When we think about powerhouse herbs and spices that boast health benefits, thyme should be high on the list thanks to its robust lineup of phytochemicals.
These plant-based compounds possess disease-fighting and health-promoting abilities.
In particular, thyme owes much of its therapeutic potential to these two classes of phytochemicals:
According to research, several phenolic compounds found abundantly in thyme provide antioxidant, anti-inflammatory, and antimicrobial activity.
Two that stand out are:
Rosmarinic acid: This polyphenol antioxidant gives thyme its signature savory flavor and neutralizes free radicals to halt cellular damage related to chronic inflammation, aging, and diseases like cancer or Alzheimer's.
Caffeic acid: This antioxidant phenolic acid is linked to anti-tumor effects and inhibits the growth of cancer cells without toxicity in several studies.
As an anti-inflammatory, it may also benefit disorders related to chronic inflammation.
The volatile oils in thyme give it the lingering, minty-woodsy aroma and flavor we love.
Beyond seasoning quality, though, these therapeutic oils exhibit antibacterial, antifungal, and antiviral properties, according to multiple studies.
Two to highlight are:
Thymol: As thyme's primary volatile oil, thymol demonstrates antiseptic, antioxidant, and preservative-like effects—even - even used in mouthwashes.
Carvacrol: This antimicrobial oil makes up 30+ percent of thyme's essential oil content, which supports its traditional use for embalming and food preservation.
Next time you add fresh thyme to your pasta dish or bouquet garni, remember you’re not just adding flavor - those tiny leaves pack a significant healthy punch!

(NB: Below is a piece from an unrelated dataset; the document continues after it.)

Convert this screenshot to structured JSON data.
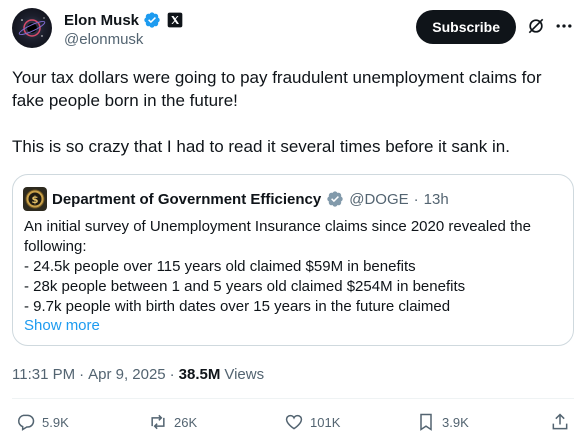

The mighty phytochemicals are where thyme’s true powers lie.